     Recently, my dear husband and I went to view the movie about Sir Winston Churchill entitled "Darkest Hour".  It was an excellent representation of the crisis which the British faced as France was being invaded by Germany.  As Churchill took the reigns of the country as Prime Minister, there were some hoping he would fail to be an adequate leader so they could remove him and take over the government.  The story of the challenges he faced when he took over in May of 1940 was riveting, and the speeches he gave roused the people to action.  He was the man for the job though some did not care for him.
Buckingham Palace in London
     One of his speeches given to his former school (Harrow) in October of 1940 is perhaps the most famously quoted message of all time.  It came in the middle of his address and goes like this:  " "Never give in, never give in, never, never, never, never—in nothing, great or small, large or petty—never give in except to convictions of honor and good sense."  This is what he believed and what he acted on, and propelled him to success in defending his nation.  
     As a Christian, I think it is easy for us to become so discouraged that we want to give up in the struggles we face.  Whether illness, circumstances or relationships, there will always be challenges as long as we walk in the fallen world.  Certainly Sir Winston Churchill did not have an easy life or an easy leadership position.  He faced opposition from his political foes, and he was confronted by the possibility that England would be the next country to be invaded by Germany.  What a weight he carried on his shoulders!  Yet in the fire, he came out as the right man at the right time for his country.  God had a plan all along.
      Isaiah 40:28-31 reminds us that we have a resource that can keep us going when we feel weak:  "
Do you not know?
    Have you not heard?
The Lord is the everlasting God,
    the Creator of the ends of the earth.
He will not grow tired or weary,
    and his understanding no one can fathom.
29 He gives strength to the weary
    and increases the power of the weak.
30 Even youths grow tired and weary,
    and young men stumble and fall;
31 but those who hope in the Lord
    will renew their strength.
They will soar on wings like eagles;
    they will run and not grow weary,

    they will walk and not be faint.
These are words of hope for all who believe in Christ.  When we cannot go on, He is there to pick us up.  We have all seen the strength in the flight of the eagle, but did you know that an eagle also catches its young on their outstretched wings when they are teaching them to fly?  God likens Himself to an eagle (Exodus 19:4) and He is there to catch us when we think we cannot go on.
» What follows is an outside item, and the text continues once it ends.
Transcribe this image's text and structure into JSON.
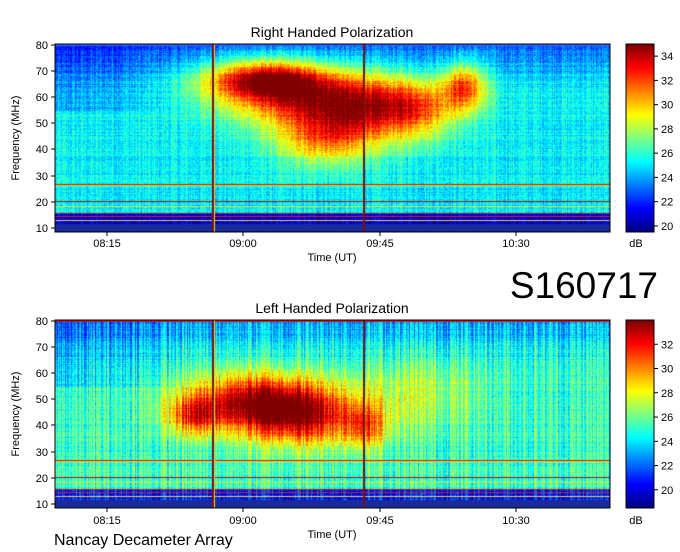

     An article in the Sunday paper about the Winter Olympics caught my attention.  They interviewed Scott Hamilton on how he won a gold medal in figure skating many years ago.  He stated that he fell 41,600 times and got up 41,600 times.  That is how you never give up.  I was touched by that as Scott Hamilton has also had to do battle with cancer.  He has never given up, and we must not either.  
     No matter what comes our way, no matter the odds we face, we must trust in the Lord for He is sovereign and has promised to never leave nor forsake us.  He is our eagle who will bear us up when we start to fall.  As Winston Churchill famously told those students, we must never, never, never give up!  To God be the glory as we walk in His strength!  Selah!